On October 17, CATCO made a progress payment to Miranti of.$7,921.15 on subcontract 5069-1

On October 25, CATCO made a progress payment to Miranti of $10,560.00 on subcontract 3139-1.

On November 1, CATCO made a progress payment to Miranti's bank assignee of $7,369.69 on subcontract 3105-8.


The stipulation shows the following subsequent payments to United Bonding:

As to subcontract 5069-1, one further "final payment" of $1,434.88;

As to subcontract 3139-1, one further "progress payment" of $43.28 (and retention of $6.72);

As to subcontract 3105-8, three further "progress payments" totalling $11,298.13 (and retention and union payments totalling $1,189.23).

A comparison with the amounts of contested payments listed in note 8 supra indicates that the district court's inference is supported only as to subcontract 3105-8. In the other two contracts, subsequent payments were either insignificant or denominated a "final payment"; both contracts could well have been physically completed prior to the contested payments.


The exhibit was from CATCO's own records and showed the following "actual completion date(s)":

Subcontract 5069-1, September 8;

Subcontract 3139-1, September 19;

Subcontract 3105-8, November 1.

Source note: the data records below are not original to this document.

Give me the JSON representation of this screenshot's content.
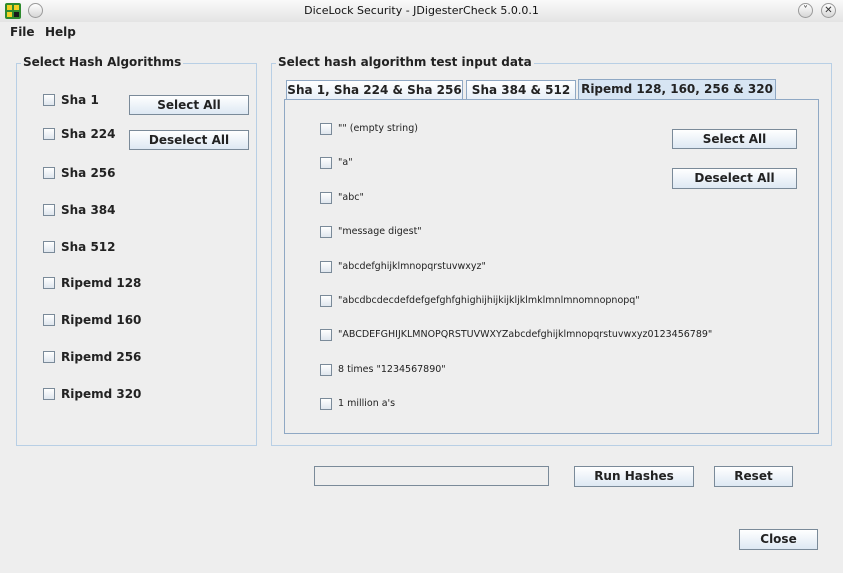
{
  "window": {
    "title": "DiceLock Security - JDigesterCheck 5.0.0.1",
    "minimize_glyph": "˅",
    "close_glyph": "✕"
  },
  "menu": {
    "items": [
      "File",
      "Help"
    ]
  },
  "left_panel": {
    "title": "Select Hash Algorithms",
    "algorithms": [
      "Sha 1",
      "Sha 224",
      "Sha 256",
      "Sha 384",
      "Sha 512",
      "Ripemd 128",
      "Ripemd 160",
      "Ripemd 256",
      "Ripemd 320"
    ],
    "select_all_label": "Select All",
    "deselect_all_label": "Deselect All"
  },
  "right_panel": {
    "title": "Select hash algorithm test input data",
    "tabs": [
      "Sha 1, Sha 224 & Sha 256",
      "Sha 384 & 512",
      "Ripemd 128, 160, 256 & 320"
    ],
    "active_tab": 2,
    "inputs": [
      "\"\" (empty string)",
      "\"a\"",
      "\"abc\"",
      "\"message digest\"",
      "\"abcdefghijklmnopqrstuvwxyz\"",
      "\"abcdbcdecdefdefgefghfghighijhijkijkljklmklmnlmnomnopnopq\"",
      "\"ABCDEFGHIJKLMNOPQRSTUVWXYZabcdefghijklmnopqrstuvwxyz0123456789\"",
      "8 times \"1234567890\"",
      "1 million a's"
    ],
    "select_all_label": "Select All",
    "deselect_all_label": "Deselect All"
  },
  "actions": {
    "progress_value": 0,
    "run_label": "Run Hashes",
    "reset_label": "Reset",
    "close_label": "Close"
  },
  "colors": {
    "border_accent": "#b8cfe5",
    "button_top": "#ffffff",
    "button_bottom": "#dde8f3"
  }
}
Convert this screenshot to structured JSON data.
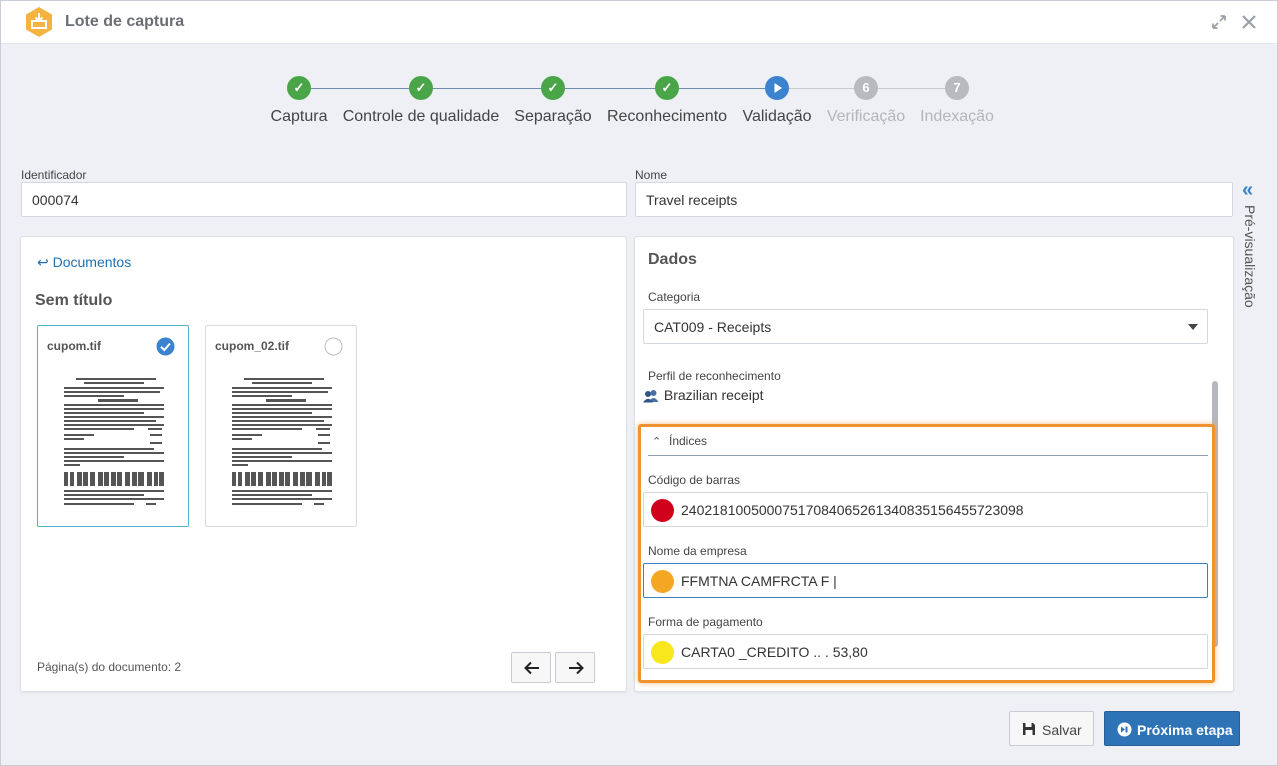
{
  "window": {
    "title": "Lote de captura"
  },
  "stepper": {
    "steps": [
      {
        "label": "Captura",
        "state": "done",
        "number": ""
      },
      {
        "label": "Controle de qualidade",
        "state": "done",
        "number": ""
      },
      {
        "label": "Separação",
        "state": "done",
        "number": ""
      },
      {
        "label": "Reconhecimento",
        "state": "done",
        "number": ""
      },
      {
        "label": "Validação",
        "state": "current",
        "number": ""
      },
      {
        "label": "Verificação",
        "state": "pending",
        "number": "6"
      },
      {
        "label": "Indexação",
        "state": "pending",
        "number": "7"
      }
    ],
    "colors": {
      "done": "#4aa548",
      "current": "#3b83cf",
      "pending": "#b8babd"
    }
  },
  "form": {
    "identificador_label": "Identificador",
    "identificador_value": "000074",
    "nome_label": "Nome",
    "nome_value": "Travel receipts"
  },
  "preview_tab": {
    "label": "Pré-visualização"
  },
  "documents_panel": {
    "back_link": "Documentos",
    "section_title": "Sem título",
    "docs": [
      {
        "name": "cupom.tif",
        "selected": true
      },
      {
        "name": "cupom_02.tif",
        "selected": false
      }
    ],
    "page_count": "Página(s) do documento: 2"
  },
  "data_panel": {
    "title": "Dados",
    "categoria_label": "Categoria",
    "categoria_value": "CAT009 - Receipts",
    "perfil_label": "Perfil de reconhecimento",
    "perfil_value": "Brazilian receipt",
    "indices_label": "Índices",
    "fields": [
      {
        "label": "Código de barras",
        "value": "24021810050007517084065261340835156455723098",
        "color": "#d0021b"
      },
      {
        "label": "Nome da empresa",
        "value": "FFMTNA CAMFRCTA F |",
        "color": "#f5a623"
      },
      {
        "label": "Forma de pagamento",
        "value": "CARTA0 _CREDITO .. . 53,80",
        "color": "#f8e71c"
      }
    ]
  },
  "footer": {
    "save_label": "Salvar",
    "next_label": "Próxima etapa"
  },
  "icons": {
    "app": "inbox-tray-icon",
    "expand": "expand-icon",
    "close": "close-icon",
    "preview": "double-chevron-left-icon",
    "profile": "users-icon",
    "save": "floppy-disk-icon",
    "next": "next-step-icon"
  },
  "colors": {
    "accent": "#2f73b7",
    "highlight": "#f0922e",
    "link": "#1f6fb5"
  }
}
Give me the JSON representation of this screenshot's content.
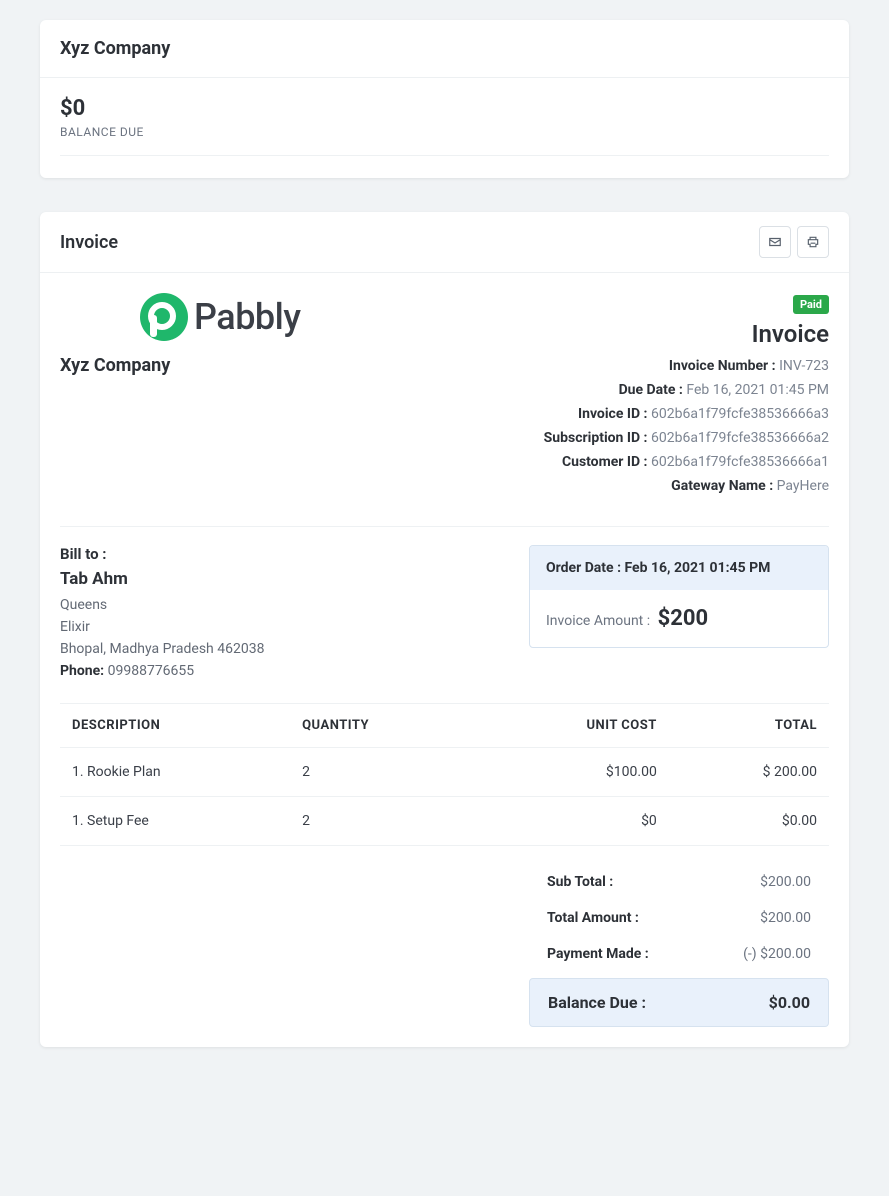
{
  "summary": {
    "company": "Xyz Company",
    "balance_amount": "$0",
    "balance_label": "BALANCE DUE"
  },
  "invoice_section": {
    "title": "Invoice",
    "logo_text": "Pabbly",
    "company": "Xyz Company",
    "status_badge": "Paid",
    "heading": "Invoice",
    "meta": {
      "invoice_number_label": "Invoice Number :",
      "invoice_number": "INV-723",
      "due_date_label": "Due Date :",
      "due_date": "Feb 16, 2021 01:45 PM",
      "invoice_id_label": "Invoice ID :",
      "invoice_id": "602b6a1f79fcfe38536666a3",
      "subscription_id_label": "Subscription ID :",
      "subscription_id": "602b6a1f79fcfe38536666a2",
      "customer_id_label": "Customer ID :",
      "customer_id": "602b6a1f79fcfe38536666a1",
      "gateway_label": "Gateway Name :",
      "gateway": "PayHere"
    },
    "bill_to": {
      "label": "Bill to :",
      "name": "Tab Ahm",
      "line1": "Queens",
      "line2": "Elixir",
      "line3": "Bhopal, Madhya Pradesh 462038",
      "phone_label": "Phone:",
      "phone": "09988776655"
    },
    "order": {
      "date_label": "Order Date :",
      "date": "Feb 16, 2021 01:45 PM",
      "amount_label": "Invoice Amount :",
      "amount": "$200"
    },
    "table": {
      "headers": [
        "DESCRIPTION",
        "QUANTITY",
        "UNIT COST",
        "TOTAL"
      ],
      "rows": [
        {
          "desc": "1. Rookie Plan",
          "qty": "2",
          "unit": "$100.00",
          "total": "$ 200.00"
        },
        {
          "desc": "1. Setup Fee",
          "qty": "2",
          "unit": "$0",
          "total": "$0.00"
        }
      ]
    },
    "totals": {
      "subtotal_label": "Sub Total :",
      "subtotal": "$200.00",
      "total_amount_label": "Total Amount :",
      "total_amount": "$200.00",
      "payment_made_label": "Payment Made :",
      "payment_made": "(-) $200.00",
      "balance_due_label": "Balance Due :",
      "balance_due": "$0.00"
    }
  }
}
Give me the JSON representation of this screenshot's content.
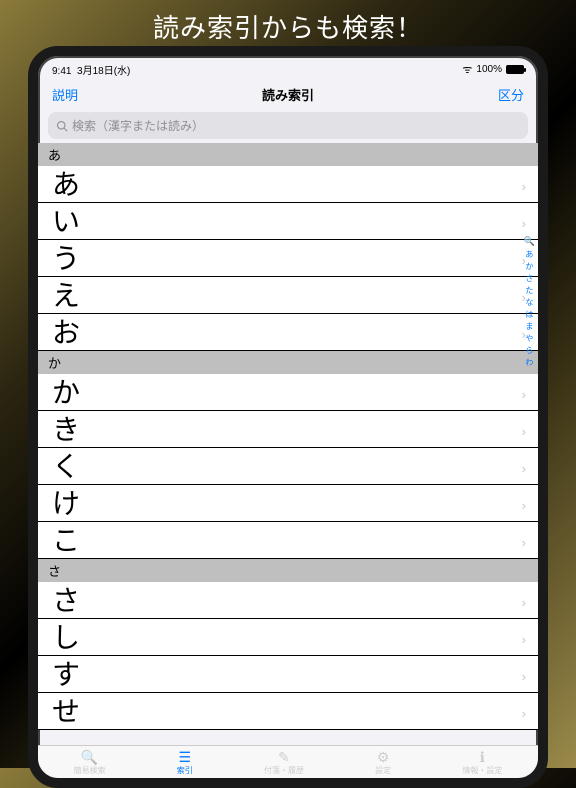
{
  "banner": "読み索引からも検索！",
  "status": {
    "time": "9:41",
    "date": "3月18日(水)",
    "battery": "100%"
  },
  "nav": {
    "left": "説明",
    "title": "読み索引",
    "right": "区分"
  },
  "search": {
    "placeholder": "検索（漢字または読み）"
  },
  "sections": [
    {
      "header": "あ",
      "rows": [
        "あ",
        "い",
        "う",
        "え",
        "お"
      ]
    },
    {
      "header": "か",
      "rows": [
        "か",
        "き",
        "く",
        "け",
        "こ"
      ]
    },
    {
      "header": "さ",
      "rows": [
        "さ",
        "し",
        "す",
        "せ"
      ]
    }
  ],
  "index_bar": [
    "あ",
    "か",
    "さ",
    "た",
    "な",
    "は",
    "ま",
    "や",
    "ら",
    "わ"
  ],
  "tabs": [
    {
      "icon": "🔍",
      "label": "簡易検索",
      "active": false
    },
    {
      "icon": "☰",
      "label": "索引",
      "active": true
    },
    {
      "icon": "✎",
      "label": "付箋・履歴",
      "active": false
    },
    {
      "icon": "⚙",
      "label": "設定",
      "active": false
    },
    {
      "icon": "ℹ",
      "label": "情報・設定",
      "active": false
    }
  ]
}
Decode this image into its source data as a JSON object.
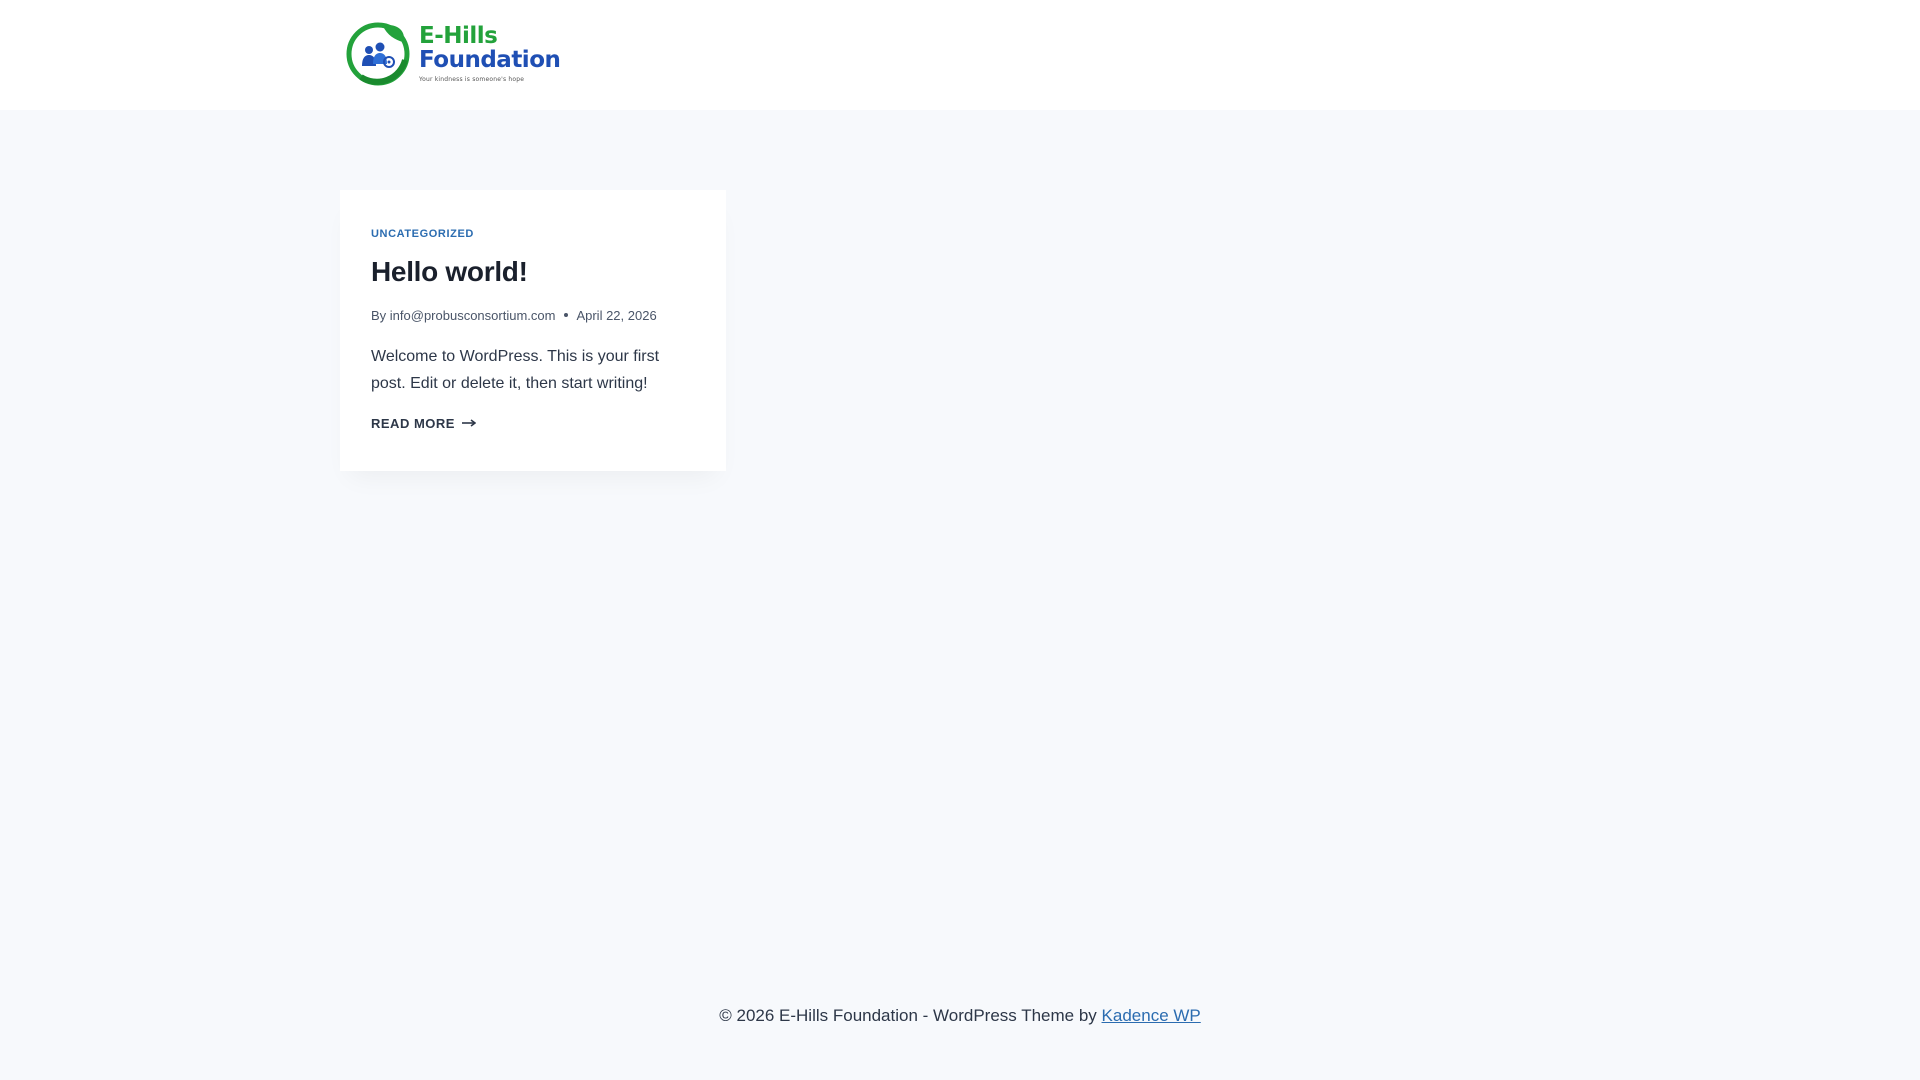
{
  "header": {
    "logo": {
      "line1": "E-Hills",
      "line2": "Foundation",
      "tagline": "Your kindness is someone's hope",
      "colors": {
        "green": "#23a23b",
        "blue": "#1f4fb4"
      }
    }
  },
  "post": {
    "category": "Uncategorized",
    "title": "Hello world!",
    "meta": {
      "by": "By",
      "author": "info@probusconsortium.com",
      "date": "April 22, 2026"
    },
    "excerpt": "Welcome to WordPress. This is your first post. Edit or delete it, then start writing!",
    "read_more": "Read More",
    "read_more_icon": "arrow-right-icon"
  },
  "footer": {
    "text": "© 2026 E-Hills Foundation - WordPress Theme by ",
    "link_text": "Kadence WP"
  },
  "colors": {
    "background": "#f7f9fc",
    "link": "#2b6cb0",
    "heading": "#1a202c"
  }
}
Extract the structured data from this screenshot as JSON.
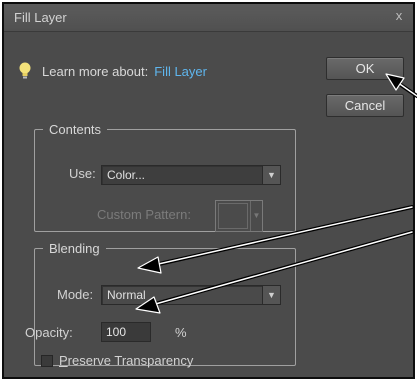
{
  "dialog": {
    "title": "Fill Layer",
    "close_glyph": "x"
  },
  "learn": {
    "prefix": "Learn more about:",
    "link": "Fill Layer",
    "icon": "lightbulb-icon"
  },
  "buttons": {
    "ok": "OK",
    "cancel": "Cancel"
  },
  "contents": {
    "legend": "Contents",
    "use_label": "Use:",
    "use_value": "Color...",
    "custom_pattern_label": "Custom Pattern:"
  },
  "blending": {
    "legend": "Blending",
    "mode_label": "Mode:",
    "mode_value": "Normal",
    "opacity_label": "Opacity:",
    "opacity_value": "100",
    "opacity_unit": "%",
    "preserve_first_letter": "P",
    "preserve_rest": "reserve Transparency",
    "preserve_checked": false
  },
  "colors": {
    "dialog_bg": "#4b4b4b",
    "link": "#5fb6ee",
    "annotation_arrow": "#000000"
  }
}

The converse of this statement is not always true; it may well constitute an abuse of discretion to continue paying a contractor even when a project is not physically complete. In such a case, the contracting party is required to consider both the importance of continued performance of the contract and the nature of the contractor's default. However, simple notice of a contractor's financial difficulty in paying laborers and materialmen does not require withholding payments when performance is proceeding on schedule. Fireman's Fund Ins. Co. v. United States, 362 F.Supp. 842, 846 (D.Kan.1973)